Copy out each entry below verbatim, skipping the images.
[[ Excerpted data, beginning ]]
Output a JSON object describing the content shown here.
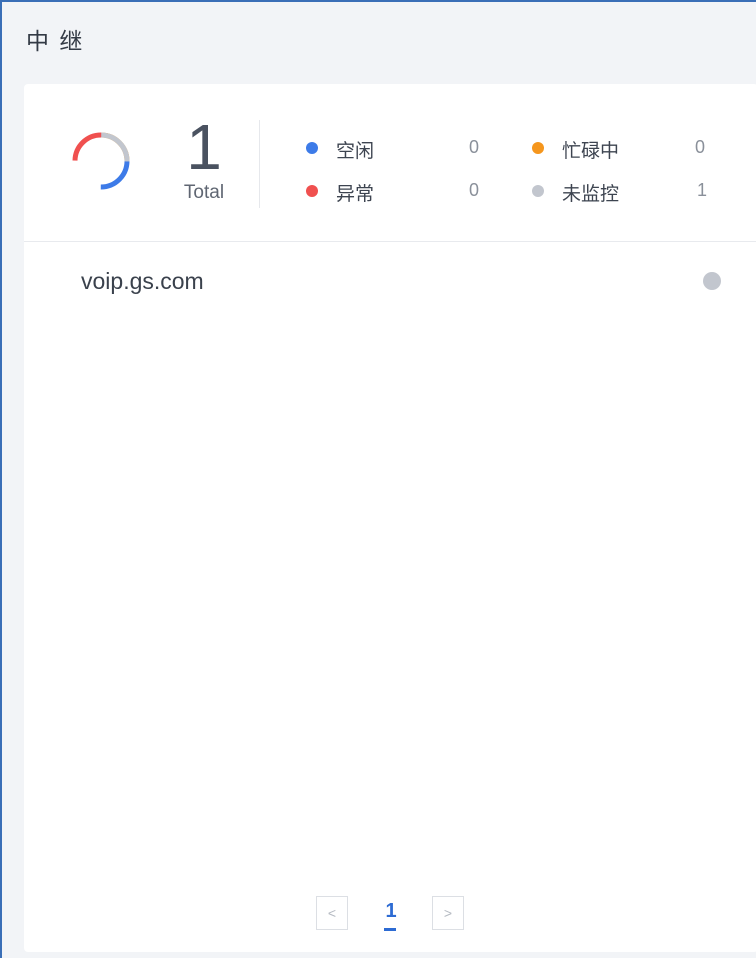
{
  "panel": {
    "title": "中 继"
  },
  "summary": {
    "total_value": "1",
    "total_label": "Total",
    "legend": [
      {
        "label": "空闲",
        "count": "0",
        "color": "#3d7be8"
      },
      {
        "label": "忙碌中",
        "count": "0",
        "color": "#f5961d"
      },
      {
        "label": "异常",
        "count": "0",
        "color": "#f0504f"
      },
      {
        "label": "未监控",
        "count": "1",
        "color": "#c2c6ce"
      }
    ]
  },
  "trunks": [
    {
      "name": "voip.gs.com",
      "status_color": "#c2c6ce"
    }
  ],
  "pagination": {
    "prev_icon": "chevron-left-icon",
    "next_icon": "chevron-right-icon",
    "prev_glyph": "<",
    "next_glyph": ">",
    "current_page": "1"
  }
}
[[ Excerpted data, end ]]
• Answer to the exercise:
Output a JSON object describing the content shown here.
{
  "panel": {
    "title": "中 继"
  },
  "summary": {
    "total_value": "1",
    "total_label": "Total",
    "legend": [
      {
        "label": "空闲",
        "count": "0",
        "color": "#3d7be8"
      },
      {
        "label": "忙碌中",
        "count": "0",
        "color": "#f5961d"
      },
      {
        "label": "异常",
        "count": "0",
        "color": "#f0504f"
      },
      {
        "label": "未监控",
        "count": "1",
        "color": "#c2c6ce"
      }
    ]
  },
  "trunks": [
    {
      "name": "voip.gs.com",
      "status_color": "#c2c6ce"
    }
  ],
  "pagination": {
    "prev_icon": "chevron-left-icon",
    "next_icon": "chevron-right-icon",
    "prev_glyph": "<",
    "next_glyph": ">",
    "current_page": "1"
  }
}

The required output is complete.